This is an archived article that was published on sltrib.com in 2017, and information in the article may be outdated. It is provided only for personal research purposes and may not be reprinted.
Utah lawmakers gave their final votes to a series of budget bills on Tuesday, securing funding for public services like education, healthcare and law enforcement.
The bulk of new state revenues were awarded to public education, with lawmakers approving a 4 percent bump in per-student spending at a cost of roughly $120 million and $68 million to mitigate the effects of enrollment growth.
State Superintendent Sydnee Dickson said the budget addresses most of the state school board's funding priorities.
"We feel good about the direction that the legislative session has taken this year," she said. "It's been very collaborative and transparent."
In a first this year, lawmakers approved a $2.6 million budget item that will cover the cost of educators' licenses, currently paid by individual teachers.
"It seems counterproductive to have teachers pay to work," said Sen. Lyle Hillyard, R-Logan.
The 4 percent bump in per-student spending matches the recommendations made by Utah Gov. Gary Herbert. School districts say a minimum increase of 2.5 percent was needed to address growth in health care and retirement costs, with funding beyond those costs allowing for teacher salary increases and investment in educational programs.
Herbert said Tuesday he was encouraged by the Legislature prioritization of education funding.
"Nearly $230 million of new money is going to public education this year," Herbert said. "It will help us to increase teacher salaries in particular, but [also] giving more to local school districts to then decide what they need in their own backyards as opposed to trying to micromanage."

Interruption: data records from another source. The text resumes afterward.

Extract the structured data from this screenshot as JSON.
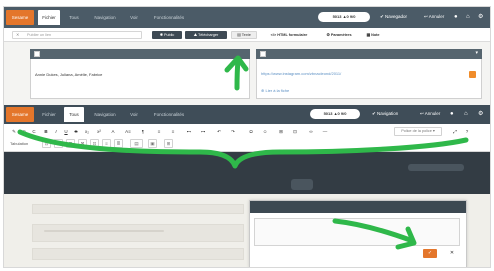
{
  "top": {
    "logo_label": "Sesame",
    "tabs": [
      "Fichier",
      "Tous",
      "Navigation",
      "Voir",
      "Fonctionnalités"
    ],
    "pill_a": "5013 ▲0 9/0",
    "nav_link": "✔ Navegador",
    "back_link": "↩ Annuler",
    "icons": [
      "user-icon",
      "home-icon",
      "settings-icon"
    ]
  },
  "subbar": {
    "search_placeholder": "Publier un lien",
    "btn_public": "✱ Public",
    "btn_upload": "⛰ Télécharger",
    "btn_text": "▤ Texte",
    "btn_html": "</> HTML formulaire",
    "btn_settings": "⚙ Paramètres",
    "btn_note": "▦ Note"
  },
  "panel_left": {
    "text": "Annie Dukes, Juliana, Amélie, Fabrice"
  },
  "panel_right": {
    "url": "https://www.instagram.com/zbnacleond/2011/",
    "add_link": "⊕ Lier à la fiche"
  },
  "middle": {
    "logo_label": "Sesame",
    "tabs": [
      "Fichier",
      "Tous",
      "Navigation",
      "Voir",
      "Fonctionnalités"
    ],
    "pill": "5013 ▲0 9/0",
    "nav_link": "✔ Navigation",
    "back_link": "↩ Annuler"
  },
  "toolbar": {
    "row1": [
      "✎",
      "⊙",
      "C",
      "B",
      "I",
      "U",
      "S",
      "x₂",
      "x²",
      "A",
      "A≡",
      "¶",
      "≡",
      "≡",
      "⊷",
      "⊶",
      "↶",
      "↷",
      "Ω",
      "☺",
      "⊞",
      "⊡",
      "∞",
      "—"
    ],
    "style_select": "Police de la police ▾",
    "label_row2": "Tabulation"
  },
  "dialog": {
    "confirm_label": "✓",
    "cancel_label": "✕"
  },
  "colors": {
    "accent": "#e4762b",
    "header": "#4b5b67",
    "annotation": "#2fb84a"
  }
}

In addition to education, the new budget includes a 2 percent pay raise for state employees and an additional 1 percent for corrections officers through a new career ladder program.
The budget includes Medicaid funding for the poor and disabled, and will pay for several pricey building projects for college campuses around the state. Those projects include a $14 million renovation of the Weber State University Social Science Building, $8 million for the Dixie State University Human Performance Center and $5 million for rehabilitation at the University of Utah Medical Education & Discovery/Rehabilitation Hospital.
Senate President Wayne Niederhauser, R-Sandy, said the final additions to the budget will be addressed on Thursday in the so-called "bill of bills."
"The last thing to do is a clean-up bill on the last night for the budget," he said. "Otherwise, we're moving ahead."